Facebook hints at Libra strategy shift to appease regulators
Facebook's original proposal for Libra was to develop a sweeping, global currency with the backing of the world's biggest companies. Now, with fewer companies on its side and a massive backlash by lawmakers, Facebook is loosening one of Libra's core values.
Libra’s planned structure managed currency volatility risk by backing Libra with a basket of national currencies that the Libra Association would determine.
Speaking at a banking conference this weekend, David Marcus — who leads Calibra, the Facebook subsidiary that’s part of the broader Libra cryptocurrency project — suggested the larger goal of improving global payments could be met differently, by backing Libra with stablecoins in different markets, such as the dollar in the U.S. or the pound in the U.K.
That doesn’t sound much different, but the hypothetical change Marcus suggested would introduce local sovereignty, and thus a path to country-specific regulation. Facebook has also reportedly worked with stablecoins in the recent past as part of a WhatsApp transfer feature.
“It shows that Libra acknowledges regulatory concerns and is prepared to consider various options,” said Zil Bareisis, a senior analyst at Celent. “Of course, it’s difficult to say whether it would be enough, or even if that’s the route they would be prepared to go.”
If nothing else, Marcus' words are a concession to the prevailing criticism of Libra as a “shadow currency,” but likely just the start of the process. Libra needs regulatory support to build its payments system, and has promised it will not launch until it has political support.
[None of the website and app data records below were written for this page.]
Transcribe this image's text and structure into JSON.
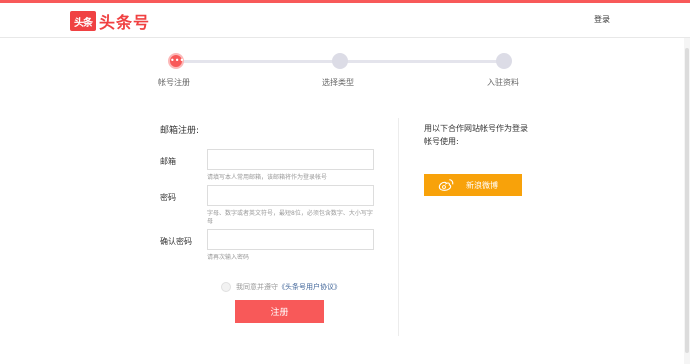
{
  "header": {
    "logo_badge": "头条",
    "logo_text": "头条号",
    "login": "登录"
  },
  "steps": [
    {
      "label": "帐号注册",
      "active": true
    },
    {
      "label": "选择类型",
      "active": false
    },
    {
      "label": "入驻资料",
      "active": false
    }
  ],
  "form": {
    "section_title": "邮箱注册:",
    "email_label": "邮箱",
    "email_value": "",
    "email_hint": "请填写本人常用邮箱，该邮箱将作为登录帐号",
    "password_label": "密码",
    "password_value": "",
    "password_hint": "字母、数字或者英文符号，最短8位，必须包含数字、大小写字母",
    "confirm_label": "确认密码",
    "confirm_value": "",
    "confirm_hint": "请再次输入密码",
    "agree_text": "我同意并遵守",
    "agree_link": "《头条号用户协议》",
    "submit": "注册"
  },
  "partner": {
    "text": "用以下合作网站帐号作为登录帐号使用:",
    "weibo_label": "新浪微博"
  },
  "colors": {
    "accent": "#f85959",
    "weibo": "#f8a20a",
    "link": "#406599"
  }
}
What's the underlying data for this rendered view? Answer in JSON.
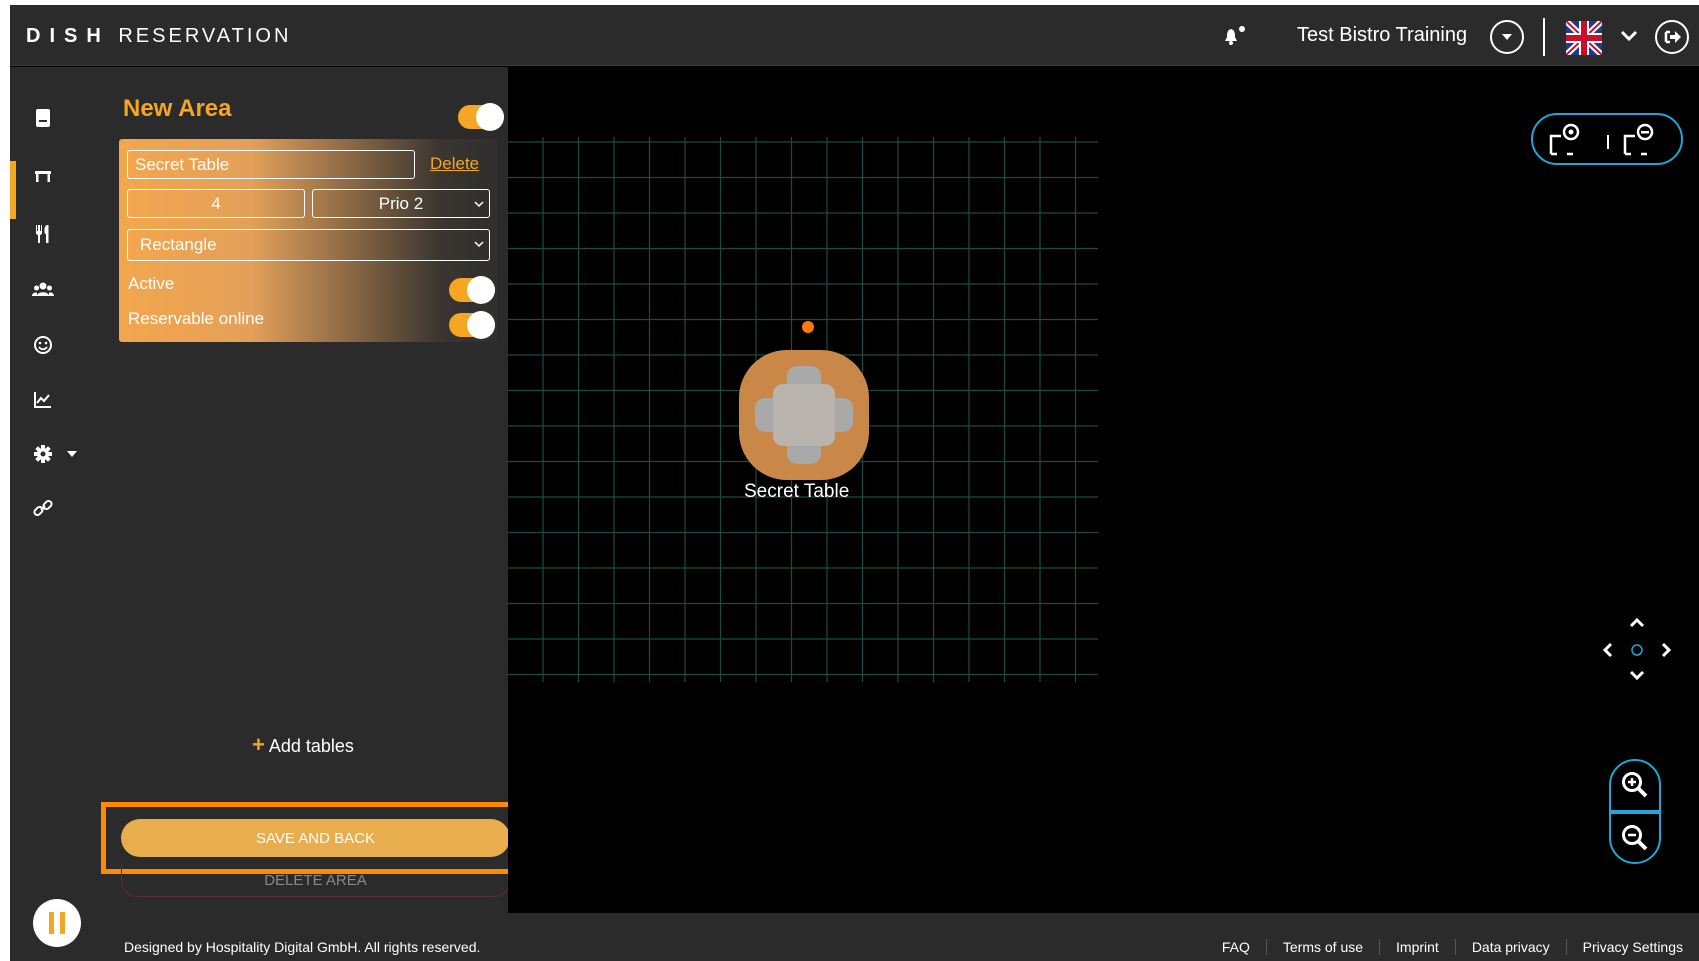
{
  "header": {
    "logo_brand": "DISH",
    "logo_product": "RESERVATION",
    "restaurant_name": "Test Bistro Training",
    "language_icon": "uk-flag-icon"
  },
  "sidebar": {
    "items": [
      {
        "icon": "book-icon"
      },
      {
        "icon": "table-icon",
        "active": true
      },
      {
        "icon": "cutlery-icon"
      },
      {
        "icon": "users-icon"
      },
      {
        "icon": "smile-icon"
      },
      {
        "icon": "chart-icon"
      },
      {
        "icon": "gear-icon"
      },
      {
        "icon": "link-icon"
      }
    ],
    "accent_color": "#f5a623"
  },
  "panel": {
    "title": "New Area",
    "table": {
      "name": "Secret Table",
      "delete_label": "Delete",
      "seats": "4",
      "priority": "Prio 2",
      "shape": "Rectangle",
      "active_label": "Active",
      "online_label": "Reservable online"
    },
    "add_tables_label": "Add tables",
    "save_label": "SAVE AND BACK",
    "delete_area_label": "DELETE AREA"
  },
  "canvas": {
    "table_label": "Secret Table"
  },
  "footer": {
    "copyright": "Designed by Hospitality Digital GmbH. All rights reserved.",
    "links": [
      "FAQ",
      "Terms of use",
      "Imprint",
      "Data privacy",
      "Privacy Settings"
    ]
  }
}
While designed to anticipate regulatory pressure by diversifying risk, the "basket of currencies" model instead is seen as a way to circumvent central banks’ traditional roles of setting monetary policy in their own nations.
Japanese regulators, for example, contend the basket approach is designed to remove the power of specific regulators over Libra.
“While it was not always thus, today the state enjoys a monopoly issuing currency,” said Eric Grover, a principal at Intrepid Ventures. “Regulators don’t want a competing currency. Marcus is floating a compromise."
Libra also needs to address risk concerns such as cryptocurrency's notorious volatility. Like most cryptocurrencies, the fear of volatility is one of the main risks holding back adoption for wider payments. Stablecoins, which peg crypto to a government currency, are the main strategy to mitigate this volatility.
The stablecoin flexibility Marcus is suggesting would not entirely remove the competitive element, as Libra would still be a distinct universal payment ecosystem, making it an ostensible rival to governments and for-profit payment processors.
As such, it would be broader in scope than other blockchain initiatives, such as Walmart's patent application for digital currency, which has a narrow Walmart-specific use case; or Bank of America's attempt to patent blockchain technology to improve digital wallet security. JPMorgan Chase CEO Jamie Dimon, whose bank is developing a digital coin of its own for mostly B2B transactions, recently predicted Libra will "never happen."
“If Libra were to instead just be an alternative payment system instead of a currency as well, that would eliminate the issue,” Grover said. “Constructively it wouldn’t be much different from a tokenized prepaid or debit card.”
Libra's founding group of 28 partners has shrunk in recent weeks, as PayPal, Visa, Mastercard, Stripe, eBay and Latin American payment company Mercado Pago have all declined to participate, though in most cases the companies have left open the possibility of returning.
Amid the payment company departures, Marcus has promised the Libra project will go forward.
At the banking conference, Marcus also said the project's goal of a summer 2020 launch remains, though he said delays are possible. But like any other company that would build a cryptocurrency, Facebook will still have to gain merchant, bank and consumer support, even if it overcomes the regulatory hurdles.
“Visa, Mastercard and PayPal, while possibly resigned to having to deal with [regulators and politicians], can’t be keen about the world’s largest social media network launching a competing payment system,” Grover said.